"We're all exhausted," explains Golovner, the designated spokesman, a political analyst for the Bronx borough president. Cowan is too shaken to talk about it, he explains. Matsushita's mother is starting to cook for the grieving household, a good sign, Golovner thinks. They're all longing to go home, to end this limbo part of it all.
His memories drift to other summer nights, when Matsushita, always the organizer even in high school, would plan keg parties in the park. It was never just a few kids and a single keg, Golovner remembers, laughing, "it would be, like, 10 kegs and a hundred kids." They had air-guitar contests.
"If we'd had a garage, we'd have been 'Wayne's World,' " jokes Golovner.
Matsushita never wanted the party to end. When they were older, he was the one always buying more food, ordering more rounds at the bar, just so everyone would stay longer.
"He'd come home and want to go out, and we'd all be, dude, we've got kids now!" Golovner says. Minh would shoot back, "Man, you guys are boring the hell out of me."

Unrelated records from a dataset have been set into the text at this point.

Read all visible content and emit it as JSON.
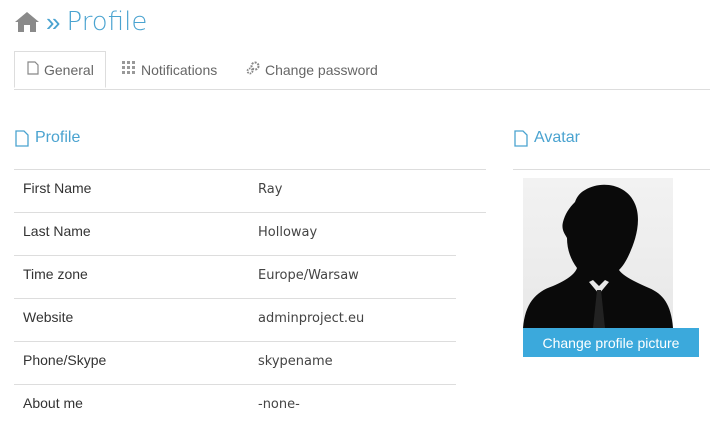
{
  "header": {
    "separator": "»",
    "title": "Profile"
  },
  "tabs": [
    {
      "label": "General",
      "icon": "document-icon",
      "active": true
    },
    {
      "label": "Notifications",
      "icon": "grid-icon",
      "active": false
    },
    {
      "label": "Change password",
      "icon": "gears-icon",
      "active": false
    }
  ],
  "profile_section": {
    "heading": "Profile",
    "rows": [
      {
        "label": "First Name",
        "value": "Ray"
      },
      {
        "label": "Last Name",
        "value": "Holloway"
      },
      {
        "label": "Time zone",
        "value": "Europe/Warsaw"
      },
      {
        "label": "Website",
        "value": "adminproject.eu"
      },
      {
        "label": "Phone/Skype",
        "value": "skypename"
      },
      {
        "label": "About me",
        "value": "-none-"
      }
    ]
  },
  "avatar_section": {
    "heading": "Avatar",
    "button_label": "Change profile picture"
  },
  "colors": {
    "accent": "#4aa3d0",
    "button": "#3ba9dc"
  }
}
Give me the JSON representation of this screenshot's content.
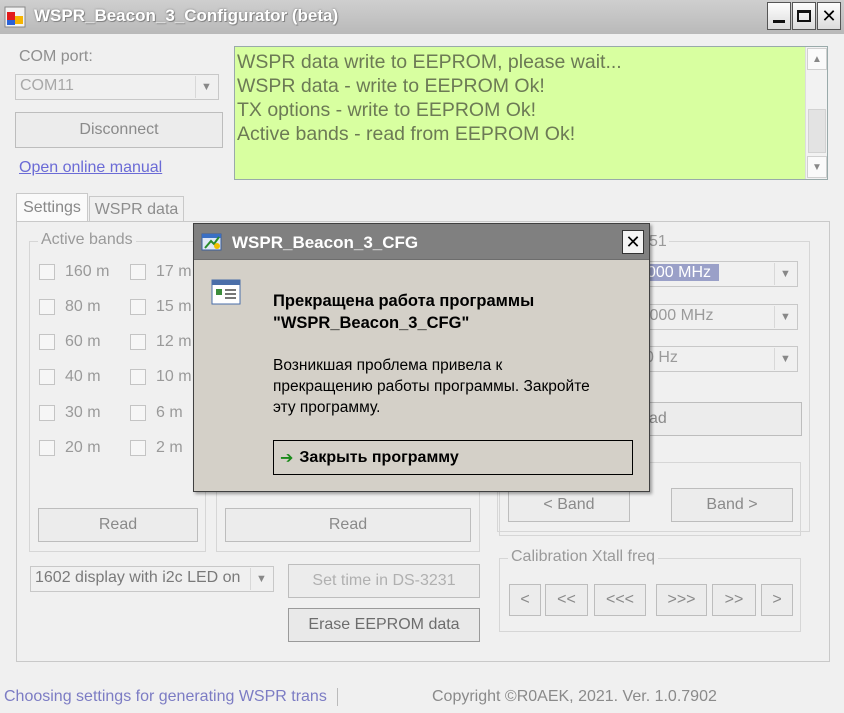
{
  "window": {
    "title": "WSPR_Beacon_3_Configurator (beta)"
  },
  "com": {
    "label": "COM port:",
    "value": "COM11",
    "disconnect": "Disconnect",
    "manual": "Open online manual"
  },
  "log": {
    "lines": [
      "WSPR data write to EEPROM, please wait...",
      "WSPR data - write to EEPROM Ok!",
      "TX options - write to EEPROM Ok!",
      "Active bands - read from EEPROM Ok!"
    ]
  },
  "tabs": {
    "settings": "Settings",
    "wspr": "WSPR data"
  },
  "bands": {
    "title": "Active bands",
    "left": [
      "160 m",
      "80 m",
      "60 m",
      "40 m",
      "30 m",
      "20 m"
    ],
    "right": [
      "17 m",
      "15 m",
      "12 m",
      "10 m",
      "6 m",
      "2 m"
    ],
    "read": "Read"
  },
  "middle": {
    "read": "Read"
  },
  "right": {
    "group_title_tail": "51",
    "combo1": "000 MHz",
    "combo2": ".000 MHz",
    "combo3": "0 Hz",
    "read_tail": "ad",
    "band_prev": "< Band",
    "band_next": "Band >"
  },
  "calibration": {
    "title": "Calibration Xtall freq",
    "buttons": [
      "<",
      "<<",
      "<<<",
      ">>>",
      ">>",
      ">"
    ]
  },
  "display": {
    "value": "1602 display with i2c LED on"
  },
  "actions": {
    "set_time": "Set time in DS-3231",
    "erase": "Erase EEPROM data"
  },
  "status": {
    "left": "Choosing settings for generating WSPR trans",
    "right": "Copyright ©R0AEK, 2021. Ver. 1.0.7902"
  },
  "dialog": {
    "title": "WSPR_Beacon_3_CFG",
    "heading1": "Прекращена работа программы",
    "heading2": "\"WSPR_Beacon_3_CFG\"",
    "message1": "Возникшая проблема привела к",
    "message2": "прекращению работы программы. Закройте",
    "message3": "эту программу.",
    "close_program": "Закрыть программу"
  },
  "colors": {
    "log_bg": "#d8ffa0",
    "link": "#6b6bd6",
    "dialog_bg": "#d4d0c8"
  }
}
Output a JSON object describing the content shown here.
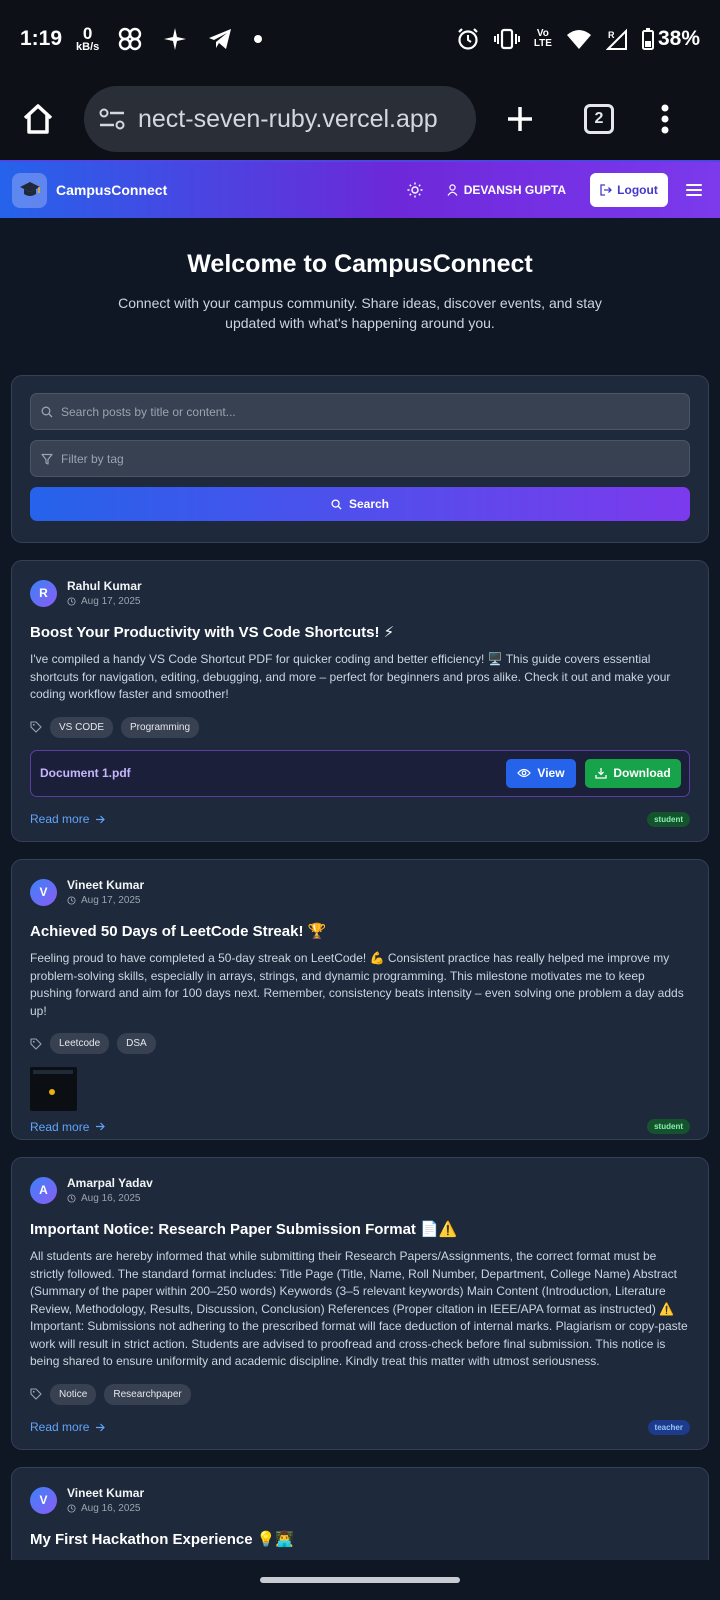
{
  "status_bar": {
    "time": "1:19",
    "net_speed_value": "0",
    "net_speed_unit": "kB/s",
    "volte_top": "Vo",
    "volte_bottom": "LTE",
    "battery": "38%"
  },
  "browser": {
    "url": "nect-seven-ruby.vercel.app",
    "tab_count": "2"
  },
  "navbar": {
    "brand": "CampusConnect",
    "user_name": "DEVANSH GUPTA",
    "logout_label": "Logout"
  },
  "hero": {
    "title": "Welcome to CampusConnect",
    "subtitle": "Connect with your campus community. Share ideas, discover events, and stay updated with what's happening around you."
  },
  "search": {
    "search_placeholder": "Search posts by title or content...",
    "tag_placeholder": "Filter by tag",
    "button_label": "Search"
  },
  "posts": [
    {
      "initial": "R",
      "author": "Rahul Kumar",
      "date": "Aug 17, 2025",
      "title": "Boost Your Productivity with VS Code Shortcuts! ⚡",
      "body": "I've compiled a handy VS Code Shortcut PDF for quicker coding and better efficiency! 🖥️ This guide covers essential shortcuts for navigation, editing, debugging, and more – perfect for beginners and pros alike. Check it out and make your coding workflow faster and smoother!",
      "tags": [
        "VS CODE",
        "Programming"
      ],
      "attachment": {
        "name": "Document 1.pdf",
        "view_label": "View",
        "download_label": "Download"
      },
      "read_more": "Read more",
      "role": "student"
    },
    {
      "initial": "V",
      "author": "Vineet Kumar",
      "date": "Aug 17, 2025",
      "title": "Achieved 50 Days of LeetCode Streak! 🏆",
      "body": "Feeling proud to have completed a 50-day streak on LeetCode! 💪 Consistent practice has really helped me improve my problem-solving skills, especially in arrays, strings, and dynamic programming. This milestone motivates me to keep pushing forward and aim for 100 days next. Remember, consistency beats intensity – even solving one problem a day adds up!",
      "tags": [
        "Leetcode",
        "DSA"
      ],
      "read_more": "Read more",
      "role": "student"
    },
    {
      "initial": "A",
      "author": "Amarpal Yadav",
      "date": "Aug 16, 2025",
      "title": "Important Notice: Research Paper Submission Format 📄⚠️",
      "body": "All students are hereby informed that while submitting their Research Papers/Assignments, the correct format must be strictly followed. The standard format includes: Title Page (Title, Name, Roll Number, Department, College Name) Abstract (Summary of the paper within 200–250 words) Keywords (3–5 relevant keywords) Main Content (Introduction, Literature Review, Methodology, Results, Discussion, Conclusion) References (Proper citation in IEEE/APA format as instructed) ⚠️ Important: Submissions not adhering to the prescribed format will face deduction of internal marks. Plagiarism or copy-paste work will result in strict action. Students are advised to proofread and cross-check before final submission. This notice is being shared to ensure uniformity and academic discipline. Kindly treat this matter with utmost seriousness.",
      "tags": [
        "Notice",
        "Researchpaper"
      ],
      "read_more": "Read more",
      "role": "teacher"
    },
    {
      "initial": "V",
      "author": "Vineet Kumar",
      "date": "Aug 16, 2025",
      "title": "My First Hackathon Experience 💡👨‍💻"
    }
  ],
  "colors": {
    "navbar_gradient_start": "#2563eb",
    "navbar_gradient_end": "#7c3aed",
    "page_bg": "#0f1725",
    "card_bg": "#1e293b",
    "view_button": "#2563eb",
    "download_button": "#16a34a"
  }
}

Reality set in earlier this week when Golovner went with Cowan's sister, Lulu, to the family assistance center authorities had set up in London. There was a white tent with tables and two officers inside. There were forms to fill out, questions to answer again and again. What was he wearing? Any jewelry, any wristwatch, any scars, any piercings? They were sent into the building, where another pair of officers asked much the same questions, in more detail. What color was the suit?
The details that would define Matsushita in death were flat and one-dimensional, predictable, prosaic, so very much not like Matsushita himself.
No one would know that he loved thick steaks and cheap beer and heavy metal music from the '80s and rafting on wild rivers. No one would know that he diverted tourists from the prescribed itineraries to introduce them to the kids he befriended in Cambodian orphanages. Or that he himself had fled war-torn Vietnam as a little boy with his widowed mother and the Japanese American businessman she would marry, Minh's adoptive father.
His family has set up a fund now to benefit the orphans, with Intrepid Travel promising to match any donations.
"He was amazed and bewildered that these kids who had nothing were always happy and smiling," Golovner says. His friends asked why he kept going back, why it didn't depress him. Matsushita struggled to explain how their pure joy made him happy, gave him hope. They had already found what he was searching the world for.
No one was surprised, really, when Matsushita decided to reinvent himself yet again.
That he traded his shorts and Tevas for a pinstripe suit.
That he traded grand adventure for great love.
That he would saunter off on a summer morning, no worries, and never return.